Hayk Naapetyan






In Britain in the last few weeks, we have had several special television and radio programmes to mark the centenary of the disaster, and the film Titanic starring Leonardo DiCaprio and Kate Winslet – a film which you either love or hate – has been re-released in 3D, so that the iceberg looks even more scary. Some people have even dressed up in Edwardian dress and gone on a special cruise to the place where Titanic went down. On board the cruise ship, they have enjoyed some of the food that was on the menu in Titanic‘s restaurant. I am sure that they had a great time, but I do not think I would have enjoyed the trip.

Now for some grammar!

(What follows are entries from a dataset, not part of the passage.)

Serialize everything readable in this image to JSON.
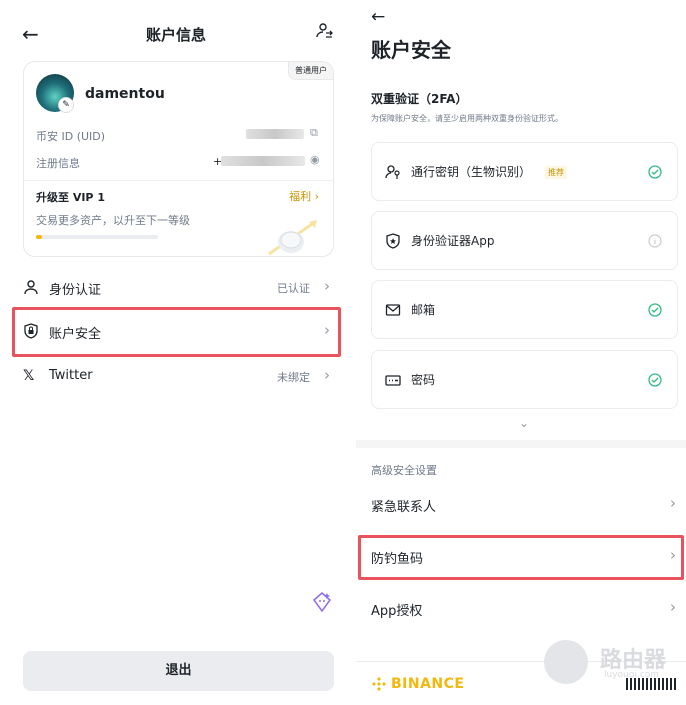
{
  "left": {
    "title": "账户信息",
    "card": {
      "badge": "普通用户",
      "username": "damentou",
      "uid_label": "币安 ID (UID)",
      "reg_label": "注册信息",
      "reg_prefix": "+",
      "vip_title": "升级至 VIP 1",
      "vip_sub": "交易更多资产，以升至下一等级",
      "benefit": "福利",
      "progress": 0.05
    },
    "menu": [
      {
        "label": "身份认证",
        "value": "已认证"
      },
      {
        "label": "账户安全",
        "value": ""
      },
      {
        "label": "Twitter",
        "value": "未绑定"
      }
    ],
    "logout": "退出"
  },
  "right": {
    "title": "账户安全",
    "twofa_title": "双重验证（2FA）",
    "twofa_sub": "为保障账户安全，请至少启用两种双重身份验证形式。",
    "methods": [
      {
        "label": "通行密钥（生物识别）",
        "tag": "推荐",
        "icon": "passkey-icon",
        "status": "enabled"
      },
      {
        "label": "身份验证器App",
        "tag": "",
        "icon": "authenticator-icon",
        "status": "info"
      },
      {
        "label": "邮箱",
        "tag": "",
        "icon": "mail-icon",
        "status": "enabled"
      },
      {
        "label": "密码",
        "tag": "",
        "icon": "password-icon",
        "status": "enabled"
      }
    ],
    "advanced_title": "高级安全设置",
    "settings": [
      {
        "label": "紧急联系人"
      },
      {
        "label": "防钓鱼码"
      },
      {
        "label": "App授权"
      }
    ],
    "brand": "BINANCE",
    "watermark": {
      "text": "路由器",
      "sub": "luyouqi.com"
    }
  },
  "colors": {
    "accent": "#f0b90b",
    "highlight": "#e8535e",
    "success": "#2ebd85"
  }
}
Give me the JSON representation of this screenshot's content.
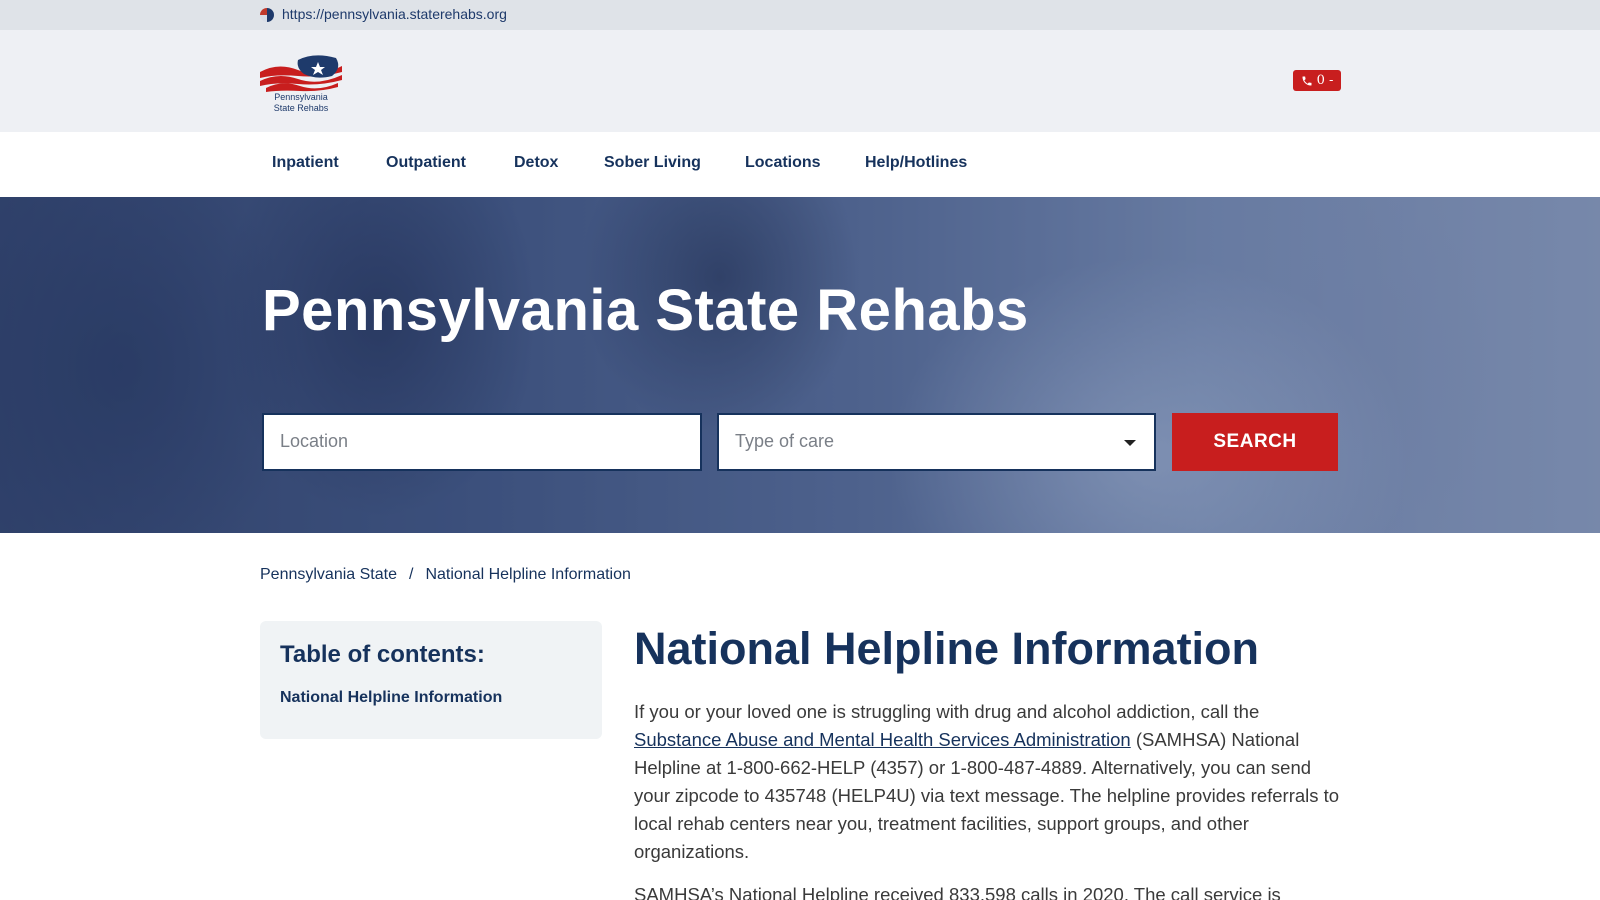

Look at the verb “to sink”. It is one of a group of English irregular verbs where the vowel changes twice in different tenses – ‘Titanic sinks (present tense), Titanic sank (simple past tense) and Titanic has sunk (the imperfect or “has” tense). Other verbs with the same pattern are sing (I sing, I sang, I have sung) and ring (the bells ring, the bells rang, the bells have rung). If you can think of any more, put a comment on the website to tell us.

And finally, many people 100 years ago said that Titanic was unsinkable. “Unsinkable” means “cannot sink, or cannot be sunk”. How wrong they were! There are lots of words in English with the same pattern as “unsinkable”, that is “un” + something + “able”. For example, if you say that something is “unforgettable”, you mean that you will never be able to forget it. If something or someone is “unlovable”, it means that you cannot love it. You can call words like this “unsinkable” words if that helps you to remember what they mean. There is a quiz on the website about some of them. Have fun!